Many workers that have been hailed as heroes – yet received pitifully low wage increases in the recent round of collective bargaining in October – will then get their final reward from the state: the boot, and subsequent unemployment. And as the economic crisis is not caused by the pandemic, it will not be over when the pandemic subsides. Workers who have been safe thus far thanks to being furloughed will not remain so – the capitalist crisis will sooner or later also affect the industrial sector.

Today, the leadership of the Social Democrats are open defenders of the capitalist system, just like the right-wing. They are unwilling to take any measures that encroach on capitalist profits. A programme against the pandemic must respond to the urgent needs of society, and must offer zero regard for capitalist property rights and profits. It is the capitalists, not the workers, that must pay for the crisis. We call on the whole working-class movement to fight for a socialist program, that we think should include:

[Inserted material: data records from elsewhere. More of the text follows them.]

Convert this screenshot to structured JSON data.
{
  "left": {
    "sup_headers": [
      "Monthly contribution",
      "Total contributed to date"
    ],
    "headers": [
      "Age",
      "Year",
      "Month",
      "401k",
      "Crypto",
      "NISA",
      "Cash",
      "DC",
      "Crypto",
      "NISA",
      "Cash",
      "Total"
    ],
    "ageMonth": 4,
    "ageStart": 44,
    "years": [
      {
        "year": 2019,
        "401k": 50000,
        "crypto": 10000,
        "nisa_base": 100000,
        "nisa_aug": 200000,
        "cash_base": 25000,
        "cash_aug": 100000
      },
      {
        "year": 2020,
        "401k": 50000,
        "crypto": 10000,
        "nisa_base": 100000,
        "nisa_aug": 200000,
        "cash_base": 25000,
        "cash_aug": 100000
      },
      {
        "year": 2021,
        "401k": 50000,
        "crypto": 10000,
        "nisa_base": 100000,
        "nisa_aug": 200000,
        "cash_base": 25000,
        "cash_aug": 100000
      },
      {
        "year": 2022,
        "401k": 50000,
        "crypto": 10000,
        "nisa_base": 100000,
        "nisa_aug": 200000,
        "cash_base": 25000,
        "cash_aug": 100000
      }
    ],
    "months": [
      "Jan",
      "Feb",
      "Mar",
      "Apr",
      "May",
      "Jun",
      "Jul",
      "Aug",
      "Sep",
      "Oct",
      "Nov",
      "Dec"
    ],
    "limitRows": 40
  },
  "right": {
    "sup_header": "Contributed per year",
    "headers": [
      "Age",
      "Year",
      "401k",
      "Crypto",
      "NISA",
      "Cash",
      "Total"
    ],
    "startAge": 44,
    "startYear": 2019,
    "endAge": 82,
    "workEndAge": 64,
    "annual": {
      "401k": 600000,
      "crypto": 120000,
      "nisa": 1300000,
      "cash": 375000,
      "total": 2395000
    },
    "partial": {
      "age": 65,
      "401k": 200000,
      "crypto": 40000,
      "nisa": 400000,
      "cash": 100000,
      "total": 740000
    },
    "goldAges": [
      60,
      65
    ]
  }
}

  • A massive extension of healthcare, with rapid training programs and better conditions that can encourage former healthcare workers to return to the profession. Arrange all healthcare within a national plan and expropriate any company that refuses to accept workers’ control.
  • A rapid expansion of testing, as well as serious contact tracing.
  • Reduce class sizes in schools by hiring workers and requisitioning the necessary buildings to accommodate social distancing. In the event of an outbreak, school staff, students and their families must be tested within 24 hours.
  • Full compensation for everyone who tests positive and must stay at home.
  • Full compensation for the unemployed and rapid training for unemployed willing to help in the welfare sector with guaranteed permanent employment after the pandemic.
  • Stop all cuts, reduce working hours and improve conditions within the public transport sector. Immediately increase the number of departures to prevent congestion.
  • Personal protective equipment, paid for by the employer, must be provided to all workers unable to work from home.
  • Close all non-essential workplaces where workers' safety from the coronavirus cannot be guaranteed, with full pay for the workers. This should be determined by safety officers or committees of workers elected from the floor.
  • Expropriate empty luxury apartments to reduce overcrowding. Prohibit evictions and introduce rent holidays for those affected by the crisis.
  • Financial assistance to small businesses, but not to large companies, which should use their accumulated profits. If they can’t or won’t do that major companies should be immediately expropriated.
  • Prohibition on layoffs, and involuntary reduction of working hours and part-time work. If companies claim that they cannot afford to keep all their workers, they must open their books for the workers to review. If any company really can’t afford it, they should be nationalised without compensation to save the workers' livelihood.
  • The failure of handling the pandemic is the failure of capitalism. To fight COVID-19, we must fight capitalism.